The exercise asks for every line of the data to be reproduced exactly.

Start of Block

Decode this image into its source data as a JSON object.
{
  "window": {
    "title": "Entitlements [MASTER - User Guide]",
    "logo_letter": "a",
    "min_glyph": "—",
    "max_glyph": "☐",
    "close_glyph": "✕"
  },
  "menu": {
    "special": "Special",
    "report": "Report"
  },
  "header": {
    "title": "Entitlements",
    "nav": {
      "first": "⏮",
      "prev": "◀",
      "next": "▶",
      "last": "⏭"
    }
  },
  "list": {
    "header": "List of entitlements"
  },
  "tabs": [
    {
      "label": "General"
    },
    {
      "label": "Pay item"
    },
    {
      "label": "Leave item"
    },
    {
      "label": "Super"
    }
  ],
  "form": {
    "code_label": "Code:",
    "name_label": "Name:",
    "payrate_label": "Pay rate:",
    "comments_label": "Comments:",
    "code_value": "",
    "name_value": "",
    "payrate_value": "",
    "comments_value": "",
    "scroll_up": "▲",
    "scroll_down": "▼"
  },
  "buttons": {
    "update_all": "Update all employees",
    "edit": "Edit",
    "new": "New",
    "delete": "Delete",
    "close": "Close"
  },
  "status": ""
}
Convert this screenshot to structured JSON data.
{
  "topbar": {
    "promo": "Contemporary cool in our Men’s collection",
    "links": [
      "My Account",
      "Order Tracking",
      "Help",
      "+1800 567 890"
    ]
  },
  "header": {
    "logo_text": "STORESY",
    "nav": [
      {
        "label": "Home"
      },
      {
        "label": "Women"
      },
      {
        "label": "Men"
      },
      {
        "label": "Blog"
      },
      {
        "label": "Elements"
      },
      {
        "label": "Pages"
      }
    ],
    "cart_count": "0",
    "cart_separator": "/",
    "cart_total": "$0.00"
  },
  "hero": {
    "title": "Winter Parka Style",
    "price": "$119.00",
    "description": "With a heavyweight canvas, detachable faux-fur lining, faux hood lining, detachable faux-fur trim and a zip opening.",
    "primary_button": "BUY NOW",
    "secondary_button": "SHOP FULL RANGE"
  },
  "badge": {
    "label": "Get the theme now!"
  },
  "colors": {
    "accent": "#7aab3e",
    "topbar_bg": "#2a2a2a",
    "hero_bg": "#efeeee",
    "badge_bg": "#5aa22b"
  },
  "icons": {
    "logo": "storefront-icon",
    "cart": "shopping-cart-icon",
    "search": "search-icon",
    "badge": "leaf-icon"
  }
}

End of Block

RESULT BELOW →
Decode this image into its source data as a JSON object.
{
  "window": {
    "title": "Entitlements [MASTER - User Guide]",
    "logo_letter": "a",
    "min_glyph": "—",
    "max_glyph": "☐",
    "close_glyph": "✕"
  },
  "menu": {
    "special": "Special",
    "report": "Report"
  },
  "header": {
    "title": "Entitlements",
    "nav": {
      "first": "⏮",
      "prev": "◀",
      "next": "▶",
      "last": "⏭"
    }
  },
  "list": {
    "header": "List of entitlements"
  },
  "tabs": [
    {
      "label": "General"
    },
    {
      "label": "Pay item"
    },
    {
      "label": "Leave item"
    },
    {
      "label": "Super"
    }
  ],
  "form": {
    "code_label": "Code:",
    "name_label": "Name:",
    "payrate_label": "Pay rate:",
    "comments_label": "Comments:",
    "code_value": "",
    "name_value": "",
    "payrate_value": "",
    "comments_value": "",
    "scroll_up": "▲",
    "scroll_down": "▼"
  },
  "buttons": {
    "update_all": "Update all employees",
    "edit": "Edit",
    "new": "New",
    "delete": "Delete",
    "close": "Close"
  },
  "status": ""
}
Convert this screenshot to structured JSON data.
{
  "topbar": {
    "promo": "Contemporary cool in our Men’s collection",
    "links": [
      "My Account",
      "Order Tracking",
      "Help",
      "+1800 567 890"
    ]
  },
  "header": {
    "logo_text": "STORESY",
    "nav": [
      {
        "label": "Home"
      },
      {
        "label": "Women"
      },
      {
        "label": "Men"
      },
      {
        "label": "Blog"
      },
      {
        "label": "Elements"
      },
      {
        "label": "Pages"
      }
    ],
    "cart_count": "0",
    "cart_separator": "/",
    "cart_total": "$0.00"
  },
  "hero": {
    "title": "Winter Parka Style",
    "price": "$119.00",
    "description": "With a heavyweight canvas, detachable faux-fur lining, faux hood lining, detachable faux-fur trim and a zip opening.",
    "primary_button": "BUY NOW",
    "secondary_button": "SHOP FULL RANGE"
  },
  "badge": {
    "label": "Get the theme now!"
  },
  "colors": {
    "accent": "#7aab3e",
    "topbar_bg": "#2a2a2a",
    "hero_bg": "#efeeee",
    "badge_bg": "#5aa22b"
  },
  "icons": {
    "logo": "storefront-icon",
    "cart": "shopping-cart-icon",
    "search": "search-icon",
    "badge": "leaf-icon"
  }
}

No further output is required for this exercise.